• Being in the margins affects the local people in different ways and they face different political, social, and economic constraints which further exacerbate the sense of alienation.
• In recent years, Lasanod has been controlled by Somaliland, which has reinforced its legitimacy from the local population through improved security provision and a number of tax exemptions (cashuur dhaaf) and reductions (cashuur dhimid) on goods imported from Puntland.
• Ambiguous and flexible taxation policies have given rise to a number of ‘practical norms’—informal but routinized practices by which traders and public authorities govern and tax commodity flows between Somaliland and Puntland. These kinds of informal taxes are not unique to Lasanod, but are a recurrent feature of cross border trading in the Horn of Africa.
• In general, opaque taxation practices and uncertainty about the political ties between tax collecting authorities and taxpayers frustrates business communities who engage in tax negotiations and avoidance and are sometimes subjected to coercive tax payments.
• The multiplicity of states and state-like entities, including local authorities, that collect revenues with limited coordination, not only between states but also within states, represents a major challenge for trading cross-border commodities.
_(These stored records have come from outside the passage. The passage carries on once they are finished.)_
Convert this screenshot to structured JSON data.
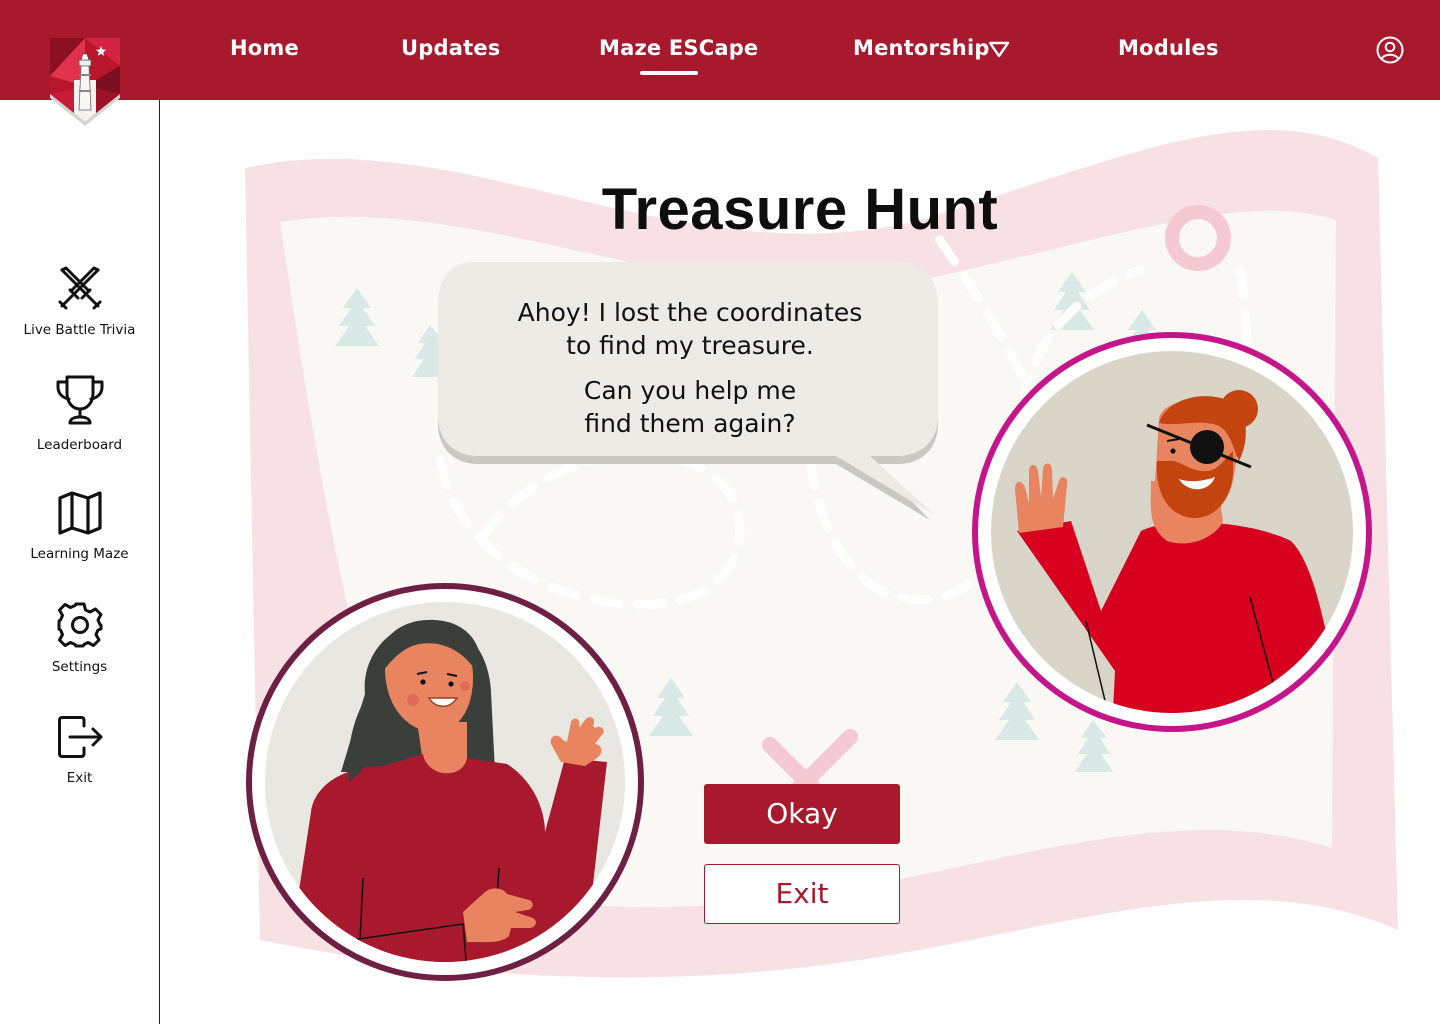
{
  "app": {
    "logo": "University crest logo with lighthouse",
    "brand_color": "#a8192e"
  },
  "nav": {
    "items": [
      {
        "label": "Home"
      },
      {
        "label": "Updates"
      },
      {
        "label": "Maze ESCape",
        "active": true
      },
      {
        "label": "Mentorship",
        "has_dropdown": true
      },
      {
        "label": "Modules"
      }
    ],
    "profile_icon": "user-circle-icon"
  },
  "sidebar": {
    "items": [
      {
        "label": "Live Battle Trivia",
        "icon": "crossed-swords-icon"
      },
      {
        "label": "Leaderboard",
        "icon": "trophy-icon"
      },
      {
        "label": "Learning Maze",
        "icon": "map-icon"
      },
      {
        "label": "Settings",
        "icon": "gear-icon"
      },
      {
        "label": "Exit",
        "icon": "exit-icon"
      }
    ]
  },
  "main": {
    "title": "Treasure Hunt",
    "dialog": {
      "line1": "Ahoy! I lost the coordinates",
      "line2": "to find my treasure.",
      "line3": "Can you help me",
      "line4": "find them again?"
    },
    "buttons": {
      "okay": "Okay",
      "exit": "Exit"
    }
  },
  "colors": {
    "nav_bg": "#a8192e",
    "woman_ring": "#6e1f44",
    "pirate_ring": "#c4168a",
    "bubble": "#ecebe6",
    "map_pink": "#f8e1e5"
  }
}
Economic actors, such as traders and other businesspeople, that operate across Somalia’s self autonomous states, have to satisfy policies of different territories, which has forced them to develop ‘manoeuvring practices’—a flexible and negotiated approach to operating within the rules of multiple political and economic jurisdictions.
• Where traders cannot satisfy the policies of the local administrations, they often opt for informal trade and avoid the main, more secure, and official corridors to an informal network of routes away from where local administrations are concentrated.
• Donor resources often contribute to the complexities of economic and political relations in the contested areas. Local elites sometimes use their capacity to attract donor resources to buy legitimacy from the local people. Local actors, on the other hand use violence as part of the competition for access to international aid.